Image: Shutterstock/Nicolas Maderna

It can be hard to turn off the TV at night in the middle of a good binge watch. A show so captivating, bedtimes slip right past and before you know it, you’re counting the hours of sleep you’ll get before your morning alarm goes off on one hand.

The good news here is that you’re not alone. As our survey of 1,142 US residents has found that the majority of people often choose to stay up past their normal bedtime if a show has them captivated.

“You get a show or a movie you’re really dying to watch, and you end up staying up late at night, so we actually compete with sleep”

Netflix CEO Reed Hastings

Survey findings:

  • 57% of people surveyed responded that they will stay up for one or two more episodes past their bedtime if they’re really enjoying a show.
  • 14% say they’ll totally ignore their normal bedtime to keep watching a great television show late into the night.
  • 29% said they stick to a strict bedtime, and they turn the TV off no matter how good the show they’re watching is.
  • There was little gap between any major age bracket or gender, with a slight increase of younger people (younger than 35) being willing to sacrifice sleep for watching TV, but it wasn’t extreme.

It used to be so much easier to stop watching TV when network television was the norm. Your favorite show ended at 10PM. Then came DVD box sets and eventually the holy grail of binge watching: streaming services.

Now, if you start a new show on a weeknight, it’s up to you whether or not you want to sacrifice a good night’s sleep in order to watch an entire season.

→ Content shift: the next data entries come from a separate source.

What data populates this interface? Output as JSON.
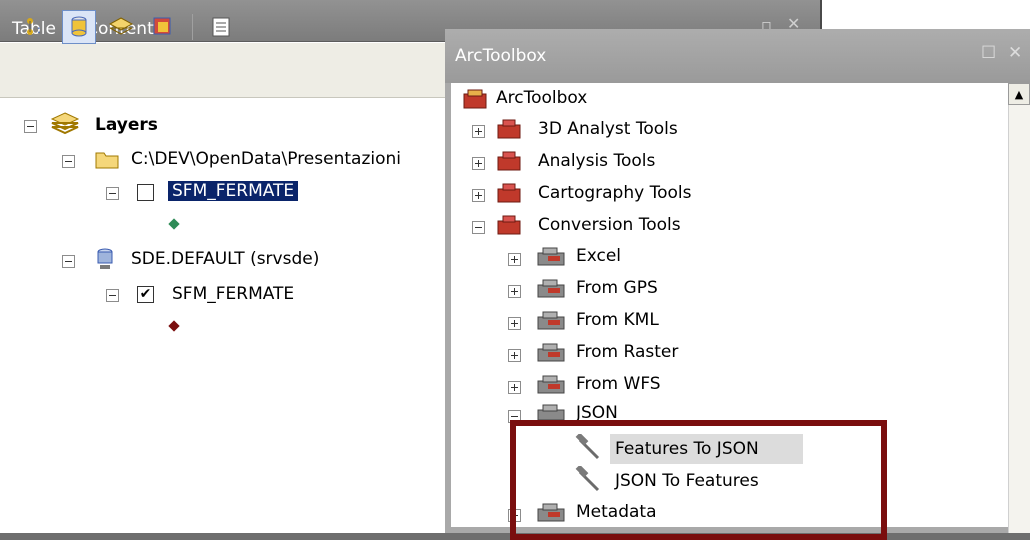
{
  "toc": {
    "title": "Table Of Contents",
    "tree": {
      "layers_label": "Layers",
      "folder_label": "C:\\DEV\\OpenData\\Presentazioni",
      "folder_layer": "SFM_FERMATE",
      "sde_label": "SDE.DEFAULT (srvsde)",
      "sde_layer": "SFM_FERMATE"
    },
    "colors": {
      "folder_point": "#2e8b57",
      "sde_point": "#7a0e0e",
      "selection": "#0a246a"
    }
  },
  "toolbox": {
    "title": "ArcToolbox",
    "root": "ArcToolbox",
    "toolsets": [
      "3D Analyst Tools",
      "Analysis Tools",
      "Cartography Tools",
      "Conversion Tools"
    ],
    "conversion_children": [
      "Excel",
      "From GPS",
      "From KML",
      "From Raster",
      "From WFS",
      "JSON"
    ],
    "json_tools": [
      "Features To JSON",
      "JSON To Features"
    ],
    "after": "Metadata"
  },
  "annotation": {
    "box_color": "#7a0e0e"
  }
}
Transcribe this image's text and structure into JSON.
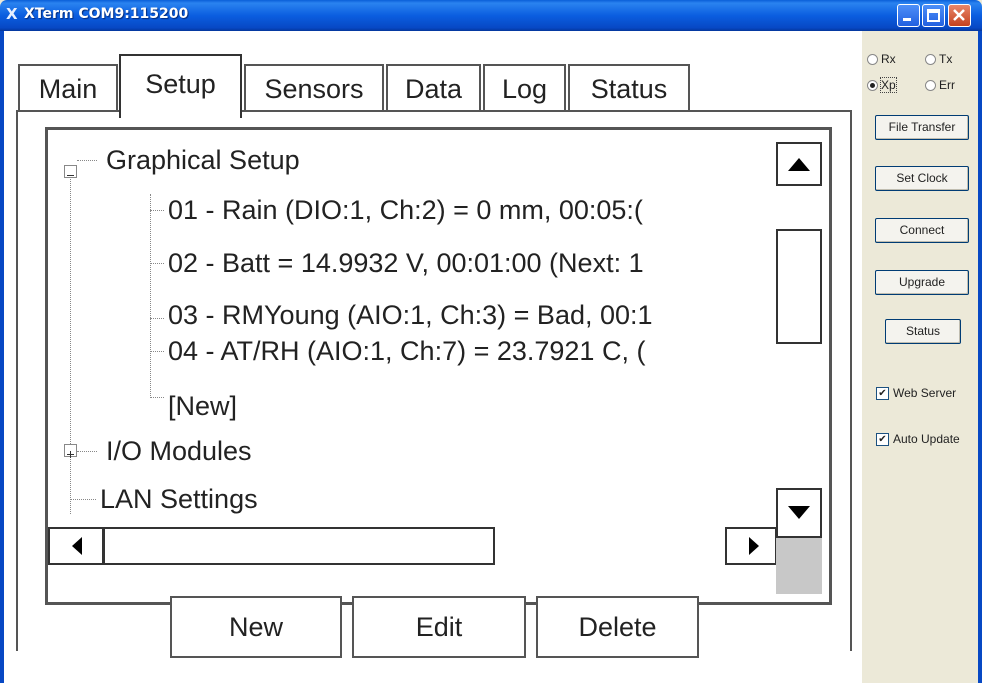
{
  "window": {
    "title": "XTerm COM9:115200",
    "app_icon_glyph": "X"
  },
  "tabs": [
    {
      "label": "Main"
    },
    {
      "label": "Setup"
    },
    {
      "label": "Sensors"
    },
    {
      "label": "Data"
    },
    {
      "label": "Log"
    },
    {
      "label": "Status"
    }
  ],
  "active_tab": "Setup",
  "tree": {
    "root": "Graphical Setup",
    "children": [
      "01 - Rain (DIO:1, Ch:2) = 0 mm, 00:05:(",
      "02 - Batt = 14.9932 V, 00:01:00 (Next: 1",
      "03 - RMYoung (AIO:1, Ch:3) = Bad, 00:1",
      "04 - AT/RH (AIO:1, Ch:7) = 23.7921 C, (",
      "[New]"
    ],
    "io_modules": "I/O Modules",
    "lan_settings": "LAN Settings"
  },
  "actions": {
    "new": "New",
    "edit": "Edit",
    "delete": "Delete"
  },
  "sidebar": {
    "radios": {
      "rx": "Rx",
      "tx": "Tx",
      "xp": "Xp",
      "err": "Err",
      "selected": "Xp"
    },
    "buttons": {
      "file_transfer": "File Transfer",
      "set_clock": "Set Clock",
      "connect": "Connect",
      "upgrade": "Upgrade",
      "status": "Status"
    },
    "checks": {
      "web_server": "Web Server",
      "auto_update": "Auto Update"
    },
    "check_mark": "✔"
  },
  "colors": {
    "titlebar": "#0b5ee0",
    "window_border": "#0748c4",
    "sidebar_bg": "#ece9d8"
  }
}
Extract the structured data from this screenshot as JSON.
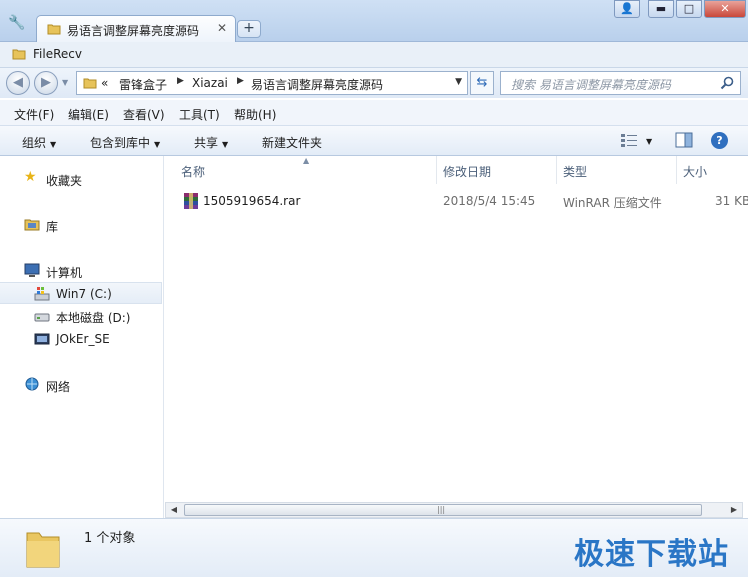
{
  "tab": {
    "title": "易语言调整屏幕亮度源码",
    "close": "✕",
    "new": "+"
  },
  "window_buttons": {
    "user": "👤",
    "minimize": "▬",
    "maximize": "□",
    "close": "✕"
  },
  "path_label": "FileRecv",
  "address": {
    "overflow": "«",
    "crumbs": [
      "雷锋盒子",
      "Xiazai",
      "易语言调整屏幕亮度源码"
    ]
  },
  "search": {
    "placeholder": "搜索 易语言调整屏幕亮度源码"
  },
  "menu": [
    "文件(F)",
    "编辑(E)",
    "查看(V)",
    "工具(T)",
    "帮助(H)"
  ],
  "toolbar": {
    "organize": "组织",
    "include_library": "包含到库中",
    "share": "共享",
    "new_folder": "新建文件夹",
    "help": "?"
  },
  "nav": {
    "favorites": "收藏夹",
    "libraries": "库",
    "computer": "计算机",
    "drive_c": "Win7 (C:)",
    "drive_d": "本地磁盘 (D:)",
    "drive_se": "JOkEr_SE",
    "network": "网络"
  },
  "columns": {
    "name": "名称",
    "date": "修改日期",
    "type": "类型",
    "size": "大小"
  },
  "files": [
    {
      "name": "1505919654.rar",
      "date": "2018/5/4 15:45",
      "type": "WinRAR 压缩文件",
      "size": "31 KB"
    }
  ],
  "status": {
    "count": "1 个对象"
  },
  "watermark": "极速下载站",
  "colors": {
    "accent": "#2a76c6",
    "folder": "#e7c35a"
  }
}
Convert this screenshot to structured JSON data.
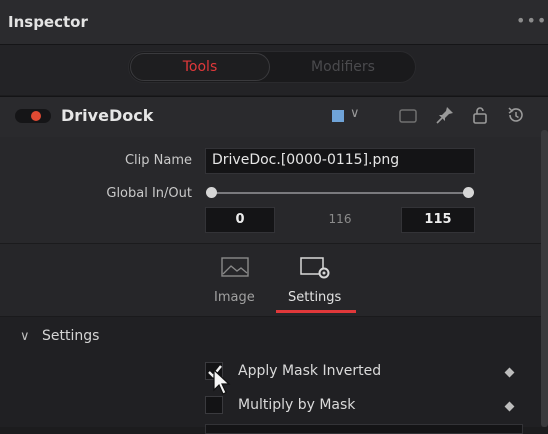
{
  "header": {
    "title": "Inspector",
    "more_glyph": "•••"
  },
  "tabs": [
    {
      "label": "Tools",
      "active": true
    },
    {
      "label": "Modifiers",
      "active": false
    }
  ],
  "node": {
    "name": "DriveDock",
    "enabled": true,
    "color_swatch": "#6fa3d8",
    "icons": [
      "node-version-icon",
      "pin-icon",
      "lock-icon",
      "reset-icon"
    ]
  },
  "fields": {
    "clip_name_label": "Clip Name",
    "clip_name_value": "DriveDoc.[0000-0115].png",
    "global_label": "Global In/Out",
    "global_in": "0",
    "global_mid": "116",
    "global_out": "115"
  },
  "subtabs": [
    {
      "label": "Image",
      "icon": "image-icon",
      "active": false
    },
    {
      "label": "Settings",
      "icon": "settings-icon",
      "active": true
    }
  ],
  "settings_section": {
    "title": "Settings",
    "checkboxes": [
      {
        "label": "Apply Mask Inverted",
        "checked": true
      },
      {
        "label": "Multiply by Mask",
        "checked": false
      }
    ]
  },
  "colors": {
    "accent": "#e0383a",
    "background": "#28282b"
  }
}
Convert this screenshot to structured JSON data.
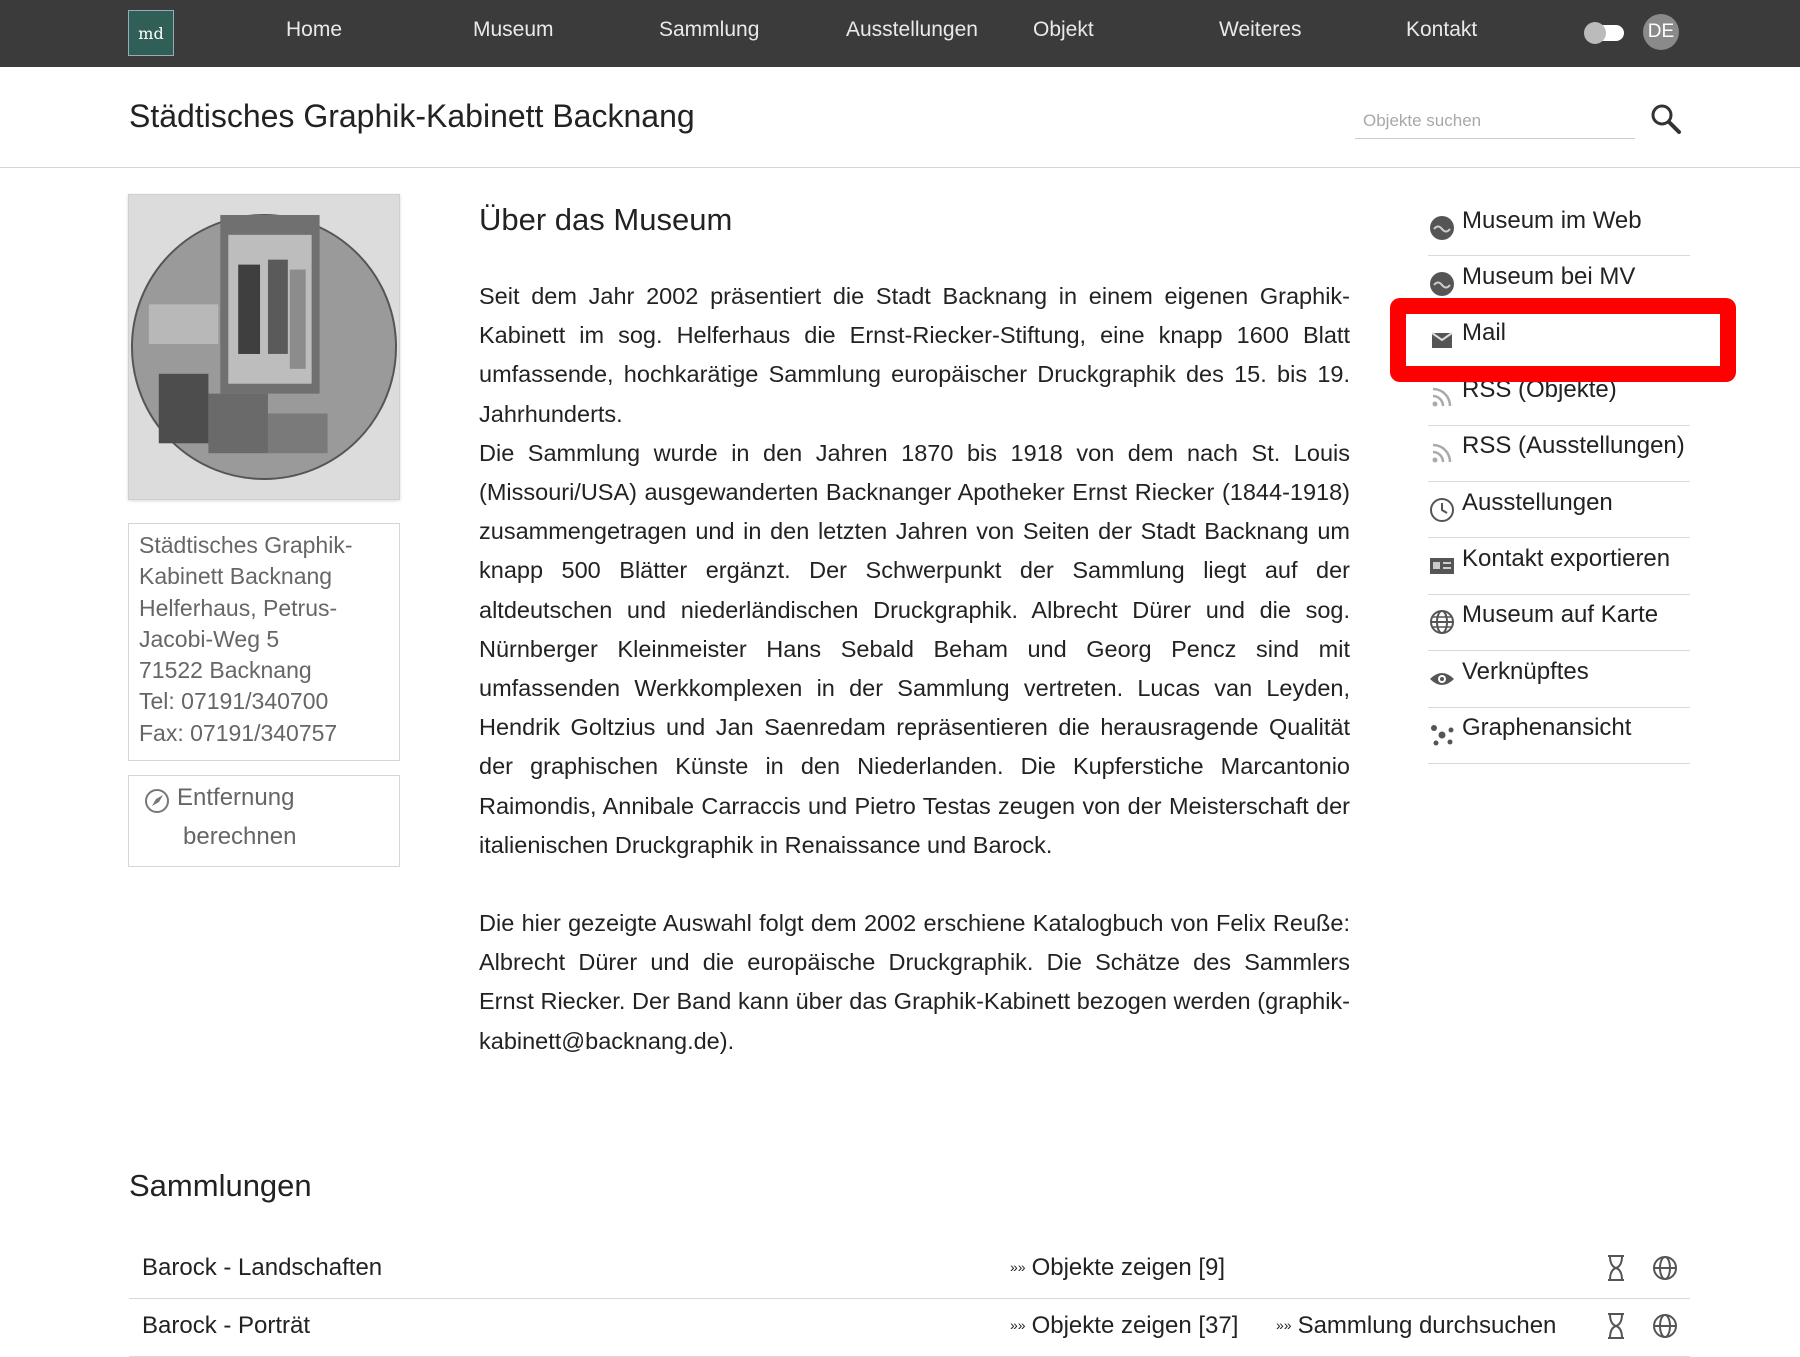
{
  "nav": {
    "logo_text": "md",
    "items": [
      {
        "label": "Home"
      },
      {
        "label": "Museum"
      },
      {
        "label": "Sammlung"
      },
      {
        "label": "Ausstellungen"
      },
      {
        "label": "Objekt"
      },
      {
        "label": "Weiteres"
      },
      {
        "label": "Kontakt"
      }
    ],
    "language": "DE"
  },
  "header": {
    "title": "Städtisches Graphik-Kabinett Backnang",
    "search_placeholder": "Objekte suchen"
  },
  "address": {
    "lines": [
      "Städtisches Graphik-",
      "Kabinett Backnang",
      "Helferhaus, Petrus-",
      "Jacobi-Weg 5",
      "71522 Backnang",
      "Tel: 07191/340700",
      "Fax: 07191/340757"
    ],
    "distance_line1": "Entfernung",
    "distance_line2": "berechnen"
  },
  "about": {
    "heading": "Über das Museum",
    "paragraphs": [
      "Seit dem Jahr 2002 präsentiert die Stadt Backnang in einem eigenen Graphik-Kabinett im sog. Helferhaus die Ernst-Riecker-Stiftung, eine knapp 1600 Blatt umfassende, hochkarätige Sammlung europäischer Druckgraphik des 15. bis 19. Jahrhunderts.",
      "Die Sammlung wurde in den Jahren 1870 bis 1918 von dem nach St. Louis (Missouri/USA) ausgewanderten Backnanger Apotheker Ernst Riecker (1844-1918) zusammengetragen und in den letzten Jahren von Seiten der Stadt Backnang um knapp 500 Blätter ergänzt. Der Schwerpunkt der Sammlung liegt auf der altdeutschen und niederländischen Druckgraphik. Albrecht Dürer und die sog. Nürnberger Kleinmeister Hans Sebald Beham und Georg Pencz sind mit umfassenden Werkkomplexen in der Sammlung vertreten. Lucas van Leyden, Hendrik Goltzius und Jan Saenredam repräsentieren die herausragende Qualität der graphischen Künste in den Niederlanden. Die Kupferstiche Marcantonio Raimondis, Annibale Carraccis und Pietro Testas zeugen von der Meisterschaft der italienischen Druckgraphik in Renaissance und Barock.",
      "Die hier gezeigte Auswahl folgt dem 2002 erschiene Katalogbuch von Felix Reuße: Albrecht Dürer und die europäische Druckgraphik. Die Schätze des Sammlers Ernst Riecker. Der Band kann über das Graphik-Kabinett bezogen werden (graphik-kabinett@backnang.de)."
    ]
  },
  "sidebar": {
    "items": [
      {
        "label": "Museum im Web",
        "icon": "web-icon"
      },
      {
        "label": "Museum bei MV",
        "icon": "mv-icon"
      },
      {
        "label": "Mail",
        "icon": "mail-icon"
      },
      {
        "label": "RSS (Objekte)",
        "icon": "rss-icon"
      },
      {
        "label": "RSS (Ausstellungen)",
        "icon": "rss-icon"
      },
      {
        "label": "Ausstellungen",
        "icon": "clock-icon"
      },
      {
        "label": "Kontakt exportieren",
        "icon": "contact-card-icon"
      },
      {
        "label": "Museum auf Karte",
        "icon": "globe-icon"
      },
      {
        "label": "Verknüpftes",
        "icon": "eye-icon"
      },
      {
        "label": "Graphenansicht",
        "icon": "graph-icon"
      }
    ],
    "highlighted": "Mail"
  },
  "collections": {
    "heading": "Sammlungen",
    "rows": [
      {
        "name": "Barock - Landschaften",
        "show": "Objekte zeigen [9]",
        "search": ""
      },
      {
        "name": "Barock - Porträt",
        "show": "Objekte zeigen [37]",
        "search": "Sammlung durchsuchen"
      }
    ],
    "link_arrow": "»»"
  },
  "colors": {
    "nav_background": "#3b3b3b",
    "logo_background": "#2f5f56",
    "highlight_border": "#ff0000",
    "address_text": "#666666"
  }
}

With services like Netflix and Hulu autoplaying the next episode as well, sometimes it feels like the streaming service makes that choice for us.

Netflix CEO Reed Hastings said back in 2017 that one of the service’s biggest competitors is sleep.

“You get a show or a movie you’re really dying to watch, and you end up staying up late at night, so we actually compete with sleep,” the CEO said.

Replacing a good night’s sleep for television or other distractions has become more common in the past several months, as during the COVID-19 pandemic people have tended to stay at home more, and many people report experiencing low level forms of insomnia or other sleep-related issues.

While a good night sleep should be prioritized over most other activities right before bed, there is also an argument to be made about the importance of unwinding before trying to fall asleep. An easy-to-watch show or movie isn’t the worst idea when it comes to shutting the brain off before bed time.

Television can be relaxing, and a good way to unwind before bed. That being said, a high-stress suspense series might keep the brain more active, prolonging the amount of time it might take to fall asleep, and unfortunately those tend to be the most bingeable types of TV shows.

Survey methodology:

  • 1,142 US residents surveyed online anonymously.
  • 51.9% female, 48.1% male.
  • Age demographic splits in 10 year brackets, with between 12-19% of survey respondents being from each bracket.
  • Survey conducted the week of August 10th-15th.